== Data extracts ==
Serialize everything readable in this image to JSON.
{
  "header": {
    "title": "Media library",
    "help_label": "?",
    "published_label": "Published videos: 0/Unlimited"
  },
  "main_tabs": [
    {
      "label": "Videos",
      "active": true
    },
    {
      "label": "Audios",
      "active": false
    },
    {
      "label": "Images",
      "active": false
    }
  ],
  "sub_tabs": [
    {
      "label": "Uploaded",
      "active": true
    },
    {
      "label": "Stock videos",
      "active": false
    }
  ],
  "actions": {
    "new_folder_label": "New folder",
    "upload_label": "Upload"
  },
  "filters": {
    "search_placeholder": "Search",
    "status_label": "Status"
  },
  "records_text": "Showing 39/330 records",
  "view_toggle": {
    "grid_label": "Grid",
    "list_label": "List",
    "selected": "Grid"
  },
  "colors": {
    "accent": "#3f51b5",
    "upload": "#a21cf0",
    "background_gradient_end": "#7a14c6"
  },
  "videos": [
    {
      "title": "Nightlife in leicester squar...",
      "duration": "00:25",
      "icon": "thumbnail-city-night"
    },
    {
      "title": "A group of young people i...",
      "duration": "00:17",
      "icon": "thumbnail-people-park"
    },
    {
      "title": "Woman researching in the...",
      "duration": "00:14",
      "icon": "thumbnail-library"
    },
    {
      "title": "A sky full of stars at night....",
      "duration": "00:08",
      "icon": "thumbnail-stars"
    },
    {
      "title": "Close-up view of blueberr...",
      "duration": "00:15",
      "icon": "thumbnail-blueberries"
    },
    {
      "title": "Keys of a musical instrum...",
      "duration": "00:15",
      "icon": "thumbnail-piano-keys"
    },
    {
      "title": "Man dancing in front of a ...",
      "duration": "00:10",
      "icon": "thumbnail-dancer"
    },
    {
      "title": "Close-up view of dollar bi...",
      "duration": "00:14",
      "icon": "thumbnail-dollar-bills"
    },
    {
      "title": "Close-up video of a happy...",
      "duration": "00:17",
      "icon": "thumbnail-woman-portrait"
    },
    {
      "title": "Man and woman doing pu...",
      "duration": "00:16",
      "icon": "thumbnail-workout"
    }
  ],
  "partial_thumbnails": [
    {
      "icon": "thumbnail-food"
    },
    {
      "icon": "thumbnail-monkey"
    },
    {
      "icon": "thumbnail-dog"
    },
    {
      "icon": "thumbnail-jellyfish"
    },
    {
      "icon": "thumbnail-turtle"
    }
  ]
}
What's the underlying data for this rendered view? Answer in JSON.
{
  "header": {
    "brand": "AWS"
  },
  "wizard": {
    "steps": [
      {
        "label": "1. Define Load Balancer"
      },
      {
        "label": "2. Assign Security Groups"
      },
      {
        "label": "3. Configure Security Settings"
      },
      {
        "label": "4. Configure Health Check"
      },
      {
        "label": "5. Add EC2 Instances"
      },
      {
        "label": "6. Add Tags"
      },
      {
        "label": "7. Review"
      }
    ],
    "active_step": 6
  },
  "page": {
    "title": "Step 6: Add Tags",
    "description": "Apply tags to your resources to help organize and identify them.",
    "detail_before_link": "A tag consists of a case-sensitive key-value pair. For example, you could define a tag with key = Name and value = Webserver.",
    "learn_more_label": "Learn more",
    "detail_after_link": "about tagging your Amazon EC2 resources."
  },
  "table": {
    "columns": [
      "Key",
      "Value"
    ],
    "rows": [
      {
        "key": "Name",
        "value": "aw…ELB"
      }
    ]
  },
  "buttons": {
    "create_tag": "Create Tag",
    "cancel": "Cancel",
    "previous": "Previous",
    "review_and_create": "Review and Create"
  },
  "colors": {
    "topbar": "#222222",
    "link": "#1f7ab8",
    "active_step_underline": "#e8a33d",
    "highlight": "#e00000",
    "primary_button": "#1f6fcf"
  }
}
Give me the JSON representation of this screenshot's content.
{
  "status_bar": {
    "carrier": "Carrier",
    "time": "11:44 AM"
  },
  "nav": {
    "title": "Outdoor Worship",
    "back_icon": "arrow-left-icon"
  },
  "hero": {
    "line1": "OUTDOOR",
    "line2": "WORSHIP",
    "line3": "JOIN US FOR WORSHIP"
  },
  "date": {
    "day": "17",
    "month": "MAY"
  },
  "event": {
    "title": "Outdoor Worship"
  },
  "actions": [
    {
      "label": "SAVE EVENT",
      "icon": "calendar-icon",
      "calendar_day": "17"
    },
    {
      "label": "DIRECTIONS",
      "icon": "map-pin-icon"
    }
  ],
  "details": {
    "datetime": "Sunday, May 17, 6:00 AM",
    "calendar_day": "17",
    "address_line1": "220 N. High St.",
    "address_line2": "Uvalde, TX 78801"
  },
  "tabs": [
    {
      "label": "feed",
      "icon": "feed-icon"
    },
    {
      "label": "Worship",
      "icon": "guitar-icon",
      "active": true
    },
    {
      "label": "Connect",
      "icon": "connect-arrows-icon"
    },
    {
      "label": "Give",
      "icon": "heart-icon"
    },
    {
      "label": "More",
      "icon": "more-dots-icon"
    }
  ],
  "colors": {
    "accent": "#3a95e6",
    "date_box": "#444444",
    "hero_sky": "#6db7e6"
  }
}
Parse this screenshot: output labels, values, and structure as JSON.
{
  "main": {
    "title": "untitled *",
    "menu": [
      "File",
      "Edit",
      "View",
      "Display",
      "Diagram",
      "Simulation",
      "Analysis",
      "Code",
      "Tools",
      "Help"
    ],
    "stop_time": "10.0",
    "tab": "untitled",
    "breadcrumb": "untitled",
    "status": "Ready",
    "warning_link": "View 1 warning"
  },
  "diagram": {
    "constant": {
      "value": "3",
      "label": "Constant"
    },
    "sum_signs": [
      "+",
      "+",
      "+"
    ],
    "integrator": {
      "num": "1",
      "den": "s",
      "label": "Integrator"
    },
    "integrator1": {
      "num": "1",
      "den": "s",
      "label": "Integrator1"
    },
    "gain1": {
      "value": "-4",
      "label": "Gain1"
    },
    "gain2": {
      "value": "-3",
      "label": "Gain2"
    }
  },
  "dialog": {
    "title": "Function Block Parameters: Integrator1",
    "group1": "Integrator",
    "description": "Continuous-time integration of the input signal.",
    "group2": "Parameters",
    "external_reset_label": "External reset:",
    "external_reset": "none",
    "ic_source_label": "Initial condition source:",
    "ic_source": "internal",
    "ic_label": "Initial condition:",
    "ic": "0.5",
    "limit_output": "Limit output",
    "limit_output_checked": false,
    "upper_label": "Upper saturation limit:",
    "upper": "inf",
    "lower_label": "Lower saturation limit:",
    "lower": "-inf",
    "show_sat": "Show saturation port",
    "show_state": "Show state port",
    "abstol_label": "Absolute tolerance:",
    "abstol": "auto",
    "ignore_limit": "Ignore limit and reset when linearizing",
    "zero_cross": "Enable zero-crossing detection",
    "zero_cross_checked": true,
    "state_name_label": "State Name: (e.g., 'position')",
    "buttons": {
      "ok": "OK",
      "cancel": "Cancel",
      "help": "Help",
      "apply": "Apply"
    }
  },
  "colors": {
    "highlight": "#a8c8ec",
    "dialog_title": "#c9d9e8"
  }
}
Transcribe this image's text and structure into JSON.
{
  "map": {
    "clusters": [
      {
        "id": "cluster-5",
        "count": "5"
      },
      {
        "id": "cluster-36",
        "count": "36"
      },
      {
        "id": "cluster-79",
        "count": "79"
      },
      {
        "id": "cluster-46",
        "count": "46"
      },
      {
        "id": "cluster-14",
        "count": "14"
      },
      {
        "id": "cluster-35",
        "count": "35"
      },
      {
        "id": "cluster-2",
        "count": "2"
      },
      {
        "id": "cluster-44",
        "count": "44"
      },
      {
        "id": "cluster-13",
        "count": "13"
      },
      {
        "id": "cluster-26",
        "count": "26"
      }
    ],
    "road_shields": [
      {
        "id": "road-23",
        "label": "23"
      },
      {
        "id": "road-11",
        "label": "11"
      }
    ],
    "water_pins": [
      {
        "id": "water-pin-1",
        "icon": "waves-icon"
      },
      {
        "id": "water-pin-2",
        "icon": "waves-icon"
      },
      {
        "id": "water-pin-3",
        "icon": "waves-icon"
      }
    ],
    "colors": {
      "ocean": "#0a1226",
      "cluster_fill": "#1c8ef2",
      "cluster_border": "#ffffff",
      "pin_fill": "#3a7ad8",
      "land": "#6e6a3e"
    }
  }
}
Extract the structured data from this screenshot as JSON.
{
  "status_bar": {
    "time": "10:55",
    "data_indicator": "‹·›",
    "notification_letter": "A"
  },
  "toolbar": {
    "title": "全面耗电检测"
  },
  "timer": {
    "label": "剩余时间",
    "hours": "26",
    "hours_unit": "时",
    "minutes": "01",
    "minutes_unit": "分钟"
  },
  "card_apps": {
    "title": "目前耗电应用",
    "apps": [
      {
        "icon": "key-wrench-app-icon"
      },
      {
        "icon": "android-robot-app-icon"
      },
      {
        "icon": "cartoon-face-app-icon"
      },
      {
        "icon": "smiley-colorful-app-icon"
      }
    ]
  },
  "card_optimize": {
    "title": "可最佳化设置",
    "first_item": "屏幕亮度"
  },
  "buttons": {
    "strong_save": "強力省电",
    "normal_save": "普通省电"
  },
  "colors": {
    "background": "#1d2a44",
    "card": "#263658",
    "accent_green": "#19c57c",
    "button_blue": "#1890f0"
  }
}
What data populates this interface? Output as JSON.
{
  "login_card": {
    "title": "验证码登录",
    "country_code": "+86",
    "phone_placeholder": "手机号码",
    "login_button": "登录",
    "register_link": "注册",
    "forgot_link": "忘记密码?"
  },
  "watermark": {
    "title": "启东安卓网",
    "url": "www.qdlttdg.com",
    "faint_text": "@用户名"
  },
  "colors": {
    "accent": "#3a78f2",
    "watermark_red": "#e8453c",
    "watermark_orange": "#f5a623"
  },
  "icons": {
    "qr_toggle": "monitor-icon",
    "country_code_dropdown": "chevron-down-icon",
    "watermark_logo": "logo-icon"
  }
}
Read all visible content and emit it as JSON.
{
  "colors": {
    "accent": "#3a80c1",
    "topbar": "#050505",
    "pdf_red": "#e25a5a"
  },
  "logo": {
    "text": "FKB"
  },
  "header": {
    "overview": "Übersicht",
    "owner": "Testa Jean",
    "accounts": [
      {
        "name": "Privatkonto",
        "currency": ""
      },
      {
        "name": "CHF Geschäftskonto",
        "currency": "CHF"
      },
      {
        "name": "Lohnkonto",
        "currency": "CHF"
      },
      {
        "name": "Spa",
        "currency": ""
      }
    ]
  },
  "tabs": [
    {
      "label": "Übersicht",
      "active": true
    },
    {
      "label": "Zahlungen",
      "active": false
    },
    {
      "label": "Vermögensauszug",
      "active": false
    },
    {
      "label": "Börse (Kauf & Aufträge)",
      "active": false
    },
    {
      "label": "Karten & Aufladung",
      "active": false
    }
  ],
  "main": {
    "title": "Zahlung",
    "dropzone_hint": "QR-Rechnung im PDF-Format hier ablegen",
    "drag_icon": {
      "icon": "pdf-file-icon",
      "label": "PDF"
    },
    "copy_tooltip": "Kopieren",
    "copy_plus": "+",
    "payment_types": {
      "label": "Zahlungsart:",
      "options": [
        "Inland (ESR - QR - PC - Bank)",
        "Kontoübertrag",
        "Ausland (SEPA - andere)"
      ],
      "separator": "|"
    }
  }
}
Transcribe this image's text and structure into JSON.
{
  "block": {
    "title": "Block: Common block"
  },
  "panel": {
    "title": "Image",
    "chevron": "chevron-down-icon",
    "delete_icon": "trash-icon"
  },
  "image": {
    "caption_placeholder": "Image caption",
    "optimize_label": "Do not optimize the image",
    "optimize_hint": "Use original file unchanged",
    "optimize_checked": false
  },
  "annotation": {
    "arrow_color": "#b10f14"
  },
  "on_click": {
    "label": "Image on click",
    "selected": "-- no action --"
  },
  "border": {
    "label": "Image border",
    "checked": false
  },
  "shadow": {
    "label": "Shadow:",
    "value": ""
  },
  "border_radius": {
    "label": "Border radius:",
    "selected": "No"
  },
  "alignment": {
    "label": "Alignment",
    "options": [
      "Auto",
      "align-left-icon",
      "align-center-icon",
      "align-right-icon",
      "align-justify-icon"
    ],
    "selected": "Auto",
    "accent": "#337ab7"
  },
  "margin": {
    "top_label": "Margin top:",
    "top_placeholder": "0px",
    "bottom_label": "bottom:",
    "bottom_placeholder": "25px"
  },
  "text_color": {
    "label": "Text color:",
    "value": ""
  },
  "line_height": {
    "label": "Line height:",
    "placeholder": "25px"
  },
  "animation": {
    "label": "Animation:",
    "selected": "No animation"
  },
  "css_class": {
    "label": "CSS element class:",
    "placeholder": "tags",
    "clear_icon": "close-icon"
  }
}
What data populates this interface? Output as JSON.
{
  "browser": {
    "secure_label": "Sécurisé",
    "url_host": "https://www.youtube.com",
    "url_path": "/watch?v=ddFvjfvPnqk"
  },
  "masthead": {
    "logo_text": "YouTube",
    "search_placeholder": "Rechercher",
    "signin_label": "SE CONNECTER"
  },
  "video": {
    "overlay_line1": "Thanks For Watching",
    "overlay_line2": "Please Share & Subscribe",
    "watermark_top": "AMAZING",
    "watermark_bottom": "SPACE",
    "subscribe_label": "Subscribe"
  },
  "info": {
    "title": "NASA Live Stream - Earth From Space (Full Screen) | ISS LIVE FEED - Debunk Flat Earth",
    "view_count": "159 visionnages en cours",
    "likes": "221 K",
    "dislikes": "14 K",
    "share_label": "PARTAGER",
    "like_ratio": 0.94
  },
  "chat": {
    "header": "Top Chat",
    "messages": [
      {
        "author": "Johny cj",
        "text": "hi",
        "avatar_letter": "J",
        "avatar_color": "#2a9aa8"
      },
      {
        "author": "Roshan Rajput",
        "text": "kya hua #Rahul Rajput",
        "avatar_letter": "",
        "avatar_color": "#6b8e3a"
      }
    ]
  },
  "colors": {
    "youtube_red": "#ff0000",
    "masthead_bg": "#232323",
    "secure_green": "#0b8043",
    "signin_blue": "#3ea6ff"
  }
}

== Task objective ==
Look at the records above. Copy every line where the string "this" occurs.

== Task answer ==
Serialize everything readable in this image to JSON.
What's the underlying data for this rendered view? Answer in JSON.
Give me the JSON representation of this screenshot's content.
Parse this screenshot: output labels, values, and structure as JSON.
Transcribe this image's text and structure into JSON.
Extract the structured data from this screenshot as JSON.
What data populates this interface? Output as JSON.
Transcribe this image's text and structure into JSON.
What data populates this interface? Output as JSON.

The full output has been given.